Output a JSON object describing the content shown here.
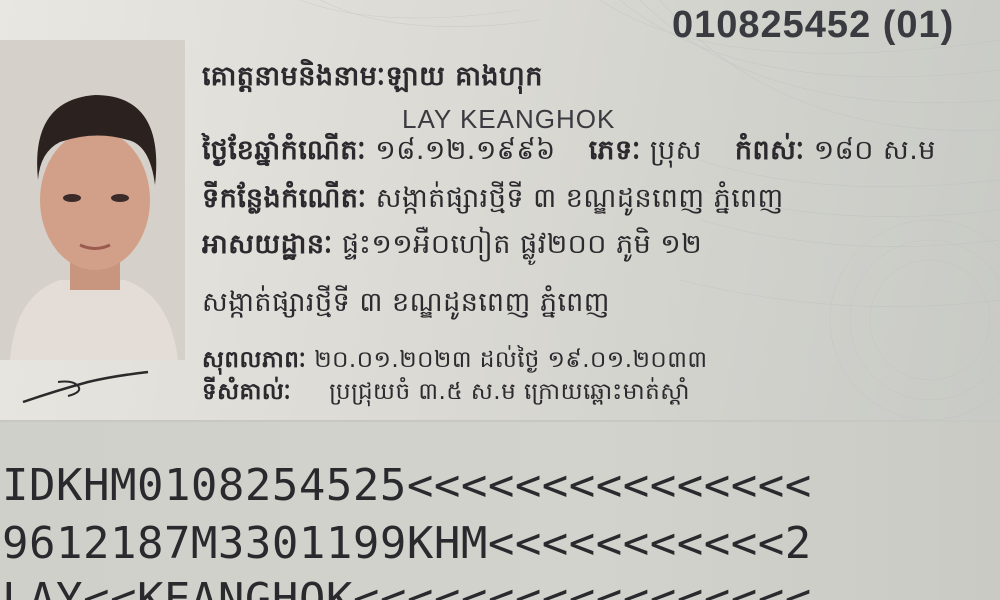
{
  "document_number": "010825452 (01)",
  "name_line": {
    "label": "គោត្តនាមនិងនាមៈ",
    "value": "ឡាយ គាងហុក"
  },
  "latin_name": "LAY KEANGHOK",
  "dob_line": {
    "dob_label": "ថ្ងៃខែឆ្នាំកំណើតៈ",
    "dob_value": "១៨.១២.១៩៩៦",
    "sex_label": "ភេទៈ",
    "sex_value": "ប្រុស",
    "height_label": "កំពស់ៈ",
    "height_value": "១៨០ ស.ម"
  },
  "pob_line": {
    "label": "ទីកន្លែងកំណើតៈ",
    "value": "សង្កាត់ផ្សារថ្មីទី ៣ ខណ្ឌដូនពេញ ភ្នំពេញ"
  },
  "address_line": {
    "label": "អាសយដ្ឋានៈ",
    "value": "ផ្ទះ១១អឺ០ហៀត ផ្លូវ២០០ ភូមិ ១២"
  },
  "address_line2": "សង្កាត់ផ្សារថ្មីទី ៣ ខណ្ឌដូនពេញ ភ្នំពេញ",
  "validity_line": {
    "label": "សុពលភាពៈ",
    "value": "២០.០១.២០២៣ ដល់ថ្ងៃ ១៩.០១.២០៣៣"
  },
  "marks_line": {
    "label": "ទីសំគាល់ៈ",
    "value": "ប្រជ្រុយចំ ៣.៥ ស.ម ក្រោយឆ្ពោះមាត់ស្តាំ"
  },
  "mrz": [
    "IDKHM0108254525<<<<<<<<<<<<<<<",
    "9612187M3301199KHM<<<<<<<<<<<2",
    "LAY<<KEANGHOK<<<<<<<<<<<<<<<<<"
  ],
  "colors": {
    "ink": "#2c2a2e",
    "card": "#dedcd6"
  }
}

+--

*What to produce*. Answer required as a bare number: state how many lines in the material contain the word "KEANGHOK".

*Worked solution*. 2